* _Task statement_
For each line below that holds "manufacturer", return the line as it stands.

* _Dataset rows describing interfaces_
########################################
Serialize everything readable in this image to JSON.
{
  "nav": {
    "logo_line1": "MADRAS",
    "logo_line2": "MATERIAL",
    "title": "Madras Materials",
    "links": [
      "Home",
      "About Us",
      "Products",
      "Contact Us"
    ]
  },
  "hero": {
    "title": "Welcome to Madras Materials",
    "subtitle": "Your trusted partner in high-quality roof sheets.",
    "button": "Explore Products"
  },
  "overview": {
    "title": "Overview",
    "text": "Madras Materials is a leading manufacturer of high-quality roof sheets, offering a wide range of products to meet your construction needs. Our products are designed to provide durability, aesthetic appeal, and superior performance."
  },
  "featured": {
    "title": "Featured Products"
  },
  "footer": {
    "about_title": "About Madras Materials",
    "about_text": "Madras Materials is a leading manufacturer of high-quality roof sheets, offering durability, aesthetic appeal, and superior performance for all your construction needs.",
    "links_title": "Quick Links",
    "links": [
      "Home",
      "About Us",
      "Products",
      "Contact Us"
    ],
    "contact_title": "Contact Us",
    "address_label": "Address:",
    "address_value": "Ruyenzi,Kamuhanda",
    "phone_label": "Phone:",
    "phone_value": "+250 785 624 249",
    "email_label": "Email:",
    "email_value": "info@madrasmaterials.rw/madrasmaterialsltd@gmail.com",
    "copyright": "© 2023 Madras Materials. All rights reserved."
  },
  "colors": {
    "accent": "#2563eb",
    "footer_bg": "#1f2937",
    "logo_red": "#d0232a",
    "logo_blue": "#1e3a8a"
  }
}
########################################
* _Your response_
    "text": "Madras Materials is a leading manufacturer of high-quality roof sheets, offering a wide range of products to meet your construction needs. Our products are designed to provide durability, aesthetic appeal, and superior performance."
    "about_text": "Madras Materials is a leading manufacturer of high-quality roof sheets, offering durability, aesthetic appeal, and superior performance for all your construction needs.",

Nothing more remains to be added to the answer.